3) Remote Patient Monitoring (RPM): This modality facilitates convenient and accurate collection of personal health and medical data which is transmitted via secure electronic communications to the provider. Depending upon the need, there are wearable devices for monitoring heart rate, blood pressures, EKG tracings for dysrhythmias, and even implantable devices for monitoring CVP in patients with severe heart failure.
4) Mobile Health (mHealth): This modality essentially supports communication between physician and patients using any device (cell phone, tablets, computers, PDA’s). Think “Facetime.” Obvious uses include quick follow-up with patients when you need to see something. Office staff can conduct medication reconciliation and see the medication bottles instead of guessing what the yellow pills are. Office staff can triage the patients more appropriately with visual aid, “No, please go to the Emergency Room for that.”

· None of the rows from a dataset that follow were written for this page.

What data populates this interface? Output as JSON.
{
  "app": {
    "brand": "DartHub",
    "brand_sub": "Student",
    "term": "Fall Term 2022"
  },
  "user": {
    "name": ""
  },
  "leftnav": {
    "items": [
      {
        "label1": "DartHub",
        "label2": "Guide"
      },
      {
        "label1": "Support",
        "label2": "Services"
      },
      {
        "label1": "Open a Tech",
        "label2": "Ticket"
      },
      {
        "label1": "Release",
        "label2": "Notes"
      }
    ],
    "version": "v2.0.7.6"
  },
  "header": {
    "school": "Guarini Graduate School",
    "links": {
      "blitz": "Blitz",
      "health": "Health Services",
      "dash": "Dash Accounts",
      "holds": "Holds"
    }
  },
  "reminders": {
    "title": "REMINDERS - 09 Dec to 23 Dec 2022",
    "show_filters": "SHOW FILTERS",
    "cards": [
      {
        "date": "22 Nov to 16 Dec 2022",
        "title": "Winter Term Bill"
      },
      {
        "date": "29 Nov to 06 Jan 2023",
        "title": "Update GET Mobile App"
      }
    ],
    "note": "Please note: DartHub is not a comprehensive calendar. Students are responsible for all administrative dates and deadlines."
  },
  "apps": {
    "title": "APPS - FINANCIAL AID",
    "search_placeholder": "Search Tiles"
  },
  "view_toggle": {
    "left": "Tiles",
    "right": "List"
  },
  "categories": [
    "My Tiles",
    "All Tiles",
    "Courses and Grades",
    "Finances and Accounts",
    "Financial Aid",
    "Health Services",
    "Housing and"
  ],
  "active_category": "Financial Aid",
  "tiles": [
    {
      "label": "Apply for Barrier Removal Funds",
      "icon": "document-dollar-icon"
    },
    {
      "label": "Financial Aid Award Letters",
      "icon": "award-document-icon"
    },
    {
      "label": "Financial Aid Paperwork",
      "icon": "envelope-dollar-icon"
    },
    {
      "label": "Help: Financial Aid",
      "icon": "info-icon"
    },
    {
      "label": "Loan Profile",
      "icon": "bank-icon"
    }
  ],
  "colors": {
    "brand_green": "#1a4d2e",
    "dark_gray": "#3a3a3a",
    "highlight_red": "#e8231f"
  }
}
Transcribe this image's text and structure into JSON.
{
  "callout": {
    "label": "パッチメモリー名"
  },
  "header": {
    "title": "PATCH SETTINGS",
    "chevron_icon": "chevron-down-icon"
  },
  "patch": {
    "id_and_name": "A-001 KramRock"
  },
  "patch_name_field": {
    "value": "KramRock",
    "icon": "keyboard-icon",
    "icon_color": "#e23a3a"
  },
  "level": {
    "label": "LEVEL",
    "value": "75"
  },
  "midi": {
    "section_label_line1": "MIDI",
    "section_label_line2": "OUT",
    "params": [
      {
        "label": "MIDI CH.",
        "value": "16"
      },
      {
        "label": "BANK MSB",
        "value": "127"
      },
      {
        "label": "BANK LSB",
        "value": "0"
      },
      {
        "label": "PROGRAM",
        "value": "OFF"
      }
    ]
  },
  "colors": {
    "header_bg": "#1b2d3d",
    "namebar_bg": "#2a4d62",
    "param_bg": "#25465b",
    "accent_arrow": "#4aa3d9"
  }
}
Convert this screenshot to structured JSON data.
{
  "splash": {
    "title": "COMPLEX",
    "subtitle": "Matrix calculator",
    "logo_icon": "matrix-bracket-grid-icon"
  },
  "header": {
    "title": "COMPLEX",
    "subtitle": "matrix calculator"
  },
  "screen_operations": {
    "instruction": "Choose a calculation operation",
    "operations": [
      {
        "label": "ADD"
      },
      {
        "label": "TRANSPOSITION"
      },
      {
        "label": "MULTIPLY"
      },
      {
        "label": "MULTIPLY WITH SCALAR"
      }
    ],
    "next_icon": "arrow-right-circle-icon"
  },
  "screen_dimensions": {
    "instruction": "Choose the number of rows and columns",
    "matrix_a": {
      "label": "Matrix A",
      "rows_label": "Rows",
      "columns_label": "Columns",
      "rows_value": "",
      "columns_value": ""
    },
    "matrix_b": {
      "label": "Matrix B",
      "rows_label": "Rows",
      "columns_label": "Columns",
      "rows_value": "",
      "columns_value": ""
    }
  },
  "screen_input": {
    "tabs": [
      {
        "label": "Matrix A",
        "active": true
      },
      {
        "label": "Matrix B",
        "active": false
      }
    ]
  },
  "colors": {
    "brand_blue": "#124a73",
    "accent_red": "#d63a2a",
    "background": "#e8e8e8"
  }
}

There are several major barriers to the implementation of telehealth. First, there must be adequate bandwidth to support this technology. High-speed internet is a struggle in large cities such as Louisville and Lexington. The infrastructure is sadly inadequate in rural Kentucky. While waiting for the development of internet infrastructure throughout Kentucky (please do not hold your breath), physicians can creatively partner with local businesses that already have internet access. For example, we can negotiate with the local Walmart, Rite-Aid, or CVS Pharmacy to provide medical services remotely. (These businesses are already contemplating on providing Urgent Care or Walk-in clinics.) Second, there are inherent technical, financial, HIPAA, and security issues (malicious viruses and hacking) which will require standardization and solutions. And finally, reimbursement for telehealth services will need attention. Dr. Alvarado has successfully introduced SB 112 – Telehealth Services which will require equivalent reimbursement of telehealth visits to face-to-face visits. This is a huge step for successful implementation of telehealth. Now, physicians need to assist our legislators with drafting proper regulations to prevent over restriction of our ability to practice.
Telemedicine is upon us. We can choose to view this new method of healthcare delivery as a challenge or opportunity. Regardless of our choice, the future practice of medicine will involve the use of telehealth. Kaiser Permanente reported that over 52% of their visits are via telehealth. Contrary to current myth that telehealth visits are for the easy runny noses, most of the benefits as evidenced by quality metrics are from management of complex chronic diseases. And with threats such as increasing numbers of older patients who will most likely have more chronic illness, significant physician shortage forecasts, and rising cost of healthcare, the gap to healthcare access in Kentucky will worsen.
1Health Disparities in Appalachia. Marshall et al. Appalachian Regional Commission. https://www.arc.gov/research/researchreportdetails.asp?REPORT_ID=138 Published August 2017. Accessed August 15, 2018.
2Telehealth: Mapping the Evidence for Patient Outcomes From Systematic Reviews. Totten AM, Womack DM, Eden KB, McDonagh MS, Griffin JC, Grusing S, Hersh WR. Rockville (MD): Agency for Healthcare Research and Quality (US); 2016 Jun.